  • In Florida, there were 328 deaths attributed to heroin overdoses in 2001 compared to 957 deaths due to overdoses of the prescription pain medications. The trend continued in 2002, when more Floridians died from prescription drug overdoses than use of illegal drugs.

Prescription Drugs: Abuse and Addiction from the NIH (revised in 2011).

Although most people take prescription medications responsibly, an estimated 52 million people (20 percent of those aged 12 and older) have used prescription drugs for nonmedical reasons at least once in their lifetimes.

The number of prescriptions for some of these medications has increased dramatically since the early 1990s. Moreover, a consumer culture amenable to “taking a pill for what ails you” and the perception of prescription drugs as less harmful than illicit drugs are other likely contributors to the problem. It is an urgent one: unintentional overdose deaths involving opioid pain relievers have quadrupled since 1999, and by 2007, outnumbered those involving heroin and cocaine.

Years of research have shown that addiction to any drug (illicit or prescribed) is a brain disease that can be treated effectively. Treatment must take into account the type of drug used and the needs of the individual. Successful treatment may need to incorporate several components, including detoxification, counseling, and sometimes the use of addiction medications. Multiple courses of treatment may be needed for the patient to make a full recovery.

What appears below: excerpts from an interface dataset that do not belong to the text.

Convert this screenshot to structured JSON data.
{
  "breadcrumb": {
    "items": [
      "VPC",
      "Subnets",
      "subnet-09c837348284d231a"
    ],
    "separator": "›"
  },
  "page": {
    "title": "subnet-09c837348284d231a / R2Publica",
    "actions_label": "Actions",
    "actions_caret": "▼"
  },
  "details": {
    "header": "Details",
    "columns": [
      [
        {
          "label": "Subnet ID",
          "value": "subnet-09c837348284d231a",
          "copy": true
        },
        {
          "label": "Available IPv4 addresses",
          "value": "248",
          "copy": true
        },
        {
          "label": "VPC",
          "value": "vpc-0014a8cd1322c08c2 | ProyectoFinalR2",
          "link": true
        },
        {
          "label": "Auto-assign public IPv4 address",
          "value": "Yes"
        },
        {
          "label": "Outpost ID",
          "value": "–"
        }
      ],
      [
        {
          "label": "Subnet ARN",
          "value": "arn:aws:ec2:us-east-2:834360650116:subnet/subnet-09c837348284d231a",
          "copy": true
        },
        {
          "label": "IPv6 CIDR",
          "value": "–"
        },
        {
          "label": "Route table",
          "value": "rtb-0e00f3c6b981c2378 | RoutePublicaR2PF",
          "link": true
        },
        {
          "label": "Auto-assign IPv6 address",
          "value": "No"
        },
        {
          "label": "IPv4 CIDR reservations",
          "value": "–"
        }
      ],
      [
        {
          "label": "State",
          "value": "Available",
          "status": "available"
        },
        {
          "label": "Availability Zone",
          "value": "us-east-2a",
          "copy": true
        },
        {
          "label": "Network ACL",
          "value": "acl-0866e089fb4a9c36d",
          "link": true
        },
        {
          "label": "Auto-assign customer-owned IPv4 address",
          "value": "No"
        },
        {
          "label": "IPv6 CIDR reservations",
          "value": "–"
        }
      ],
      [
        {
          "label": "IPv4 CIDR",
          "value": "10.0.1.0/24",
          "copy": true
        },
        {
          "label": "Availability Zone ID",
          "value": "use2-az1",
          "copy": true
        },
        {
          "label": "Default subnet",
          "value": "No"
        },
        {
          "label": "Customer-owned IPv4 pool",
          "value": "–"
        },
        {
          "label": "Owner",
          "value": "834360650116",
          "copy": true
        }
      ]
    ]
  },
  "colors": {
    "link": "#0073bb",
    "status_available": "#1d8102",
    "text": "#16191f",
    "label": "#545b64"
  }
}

Related: How effective is drug addiction treatment?Center for substance abuse treatment (US HHS)Brett Favre overcomes painkiller addiction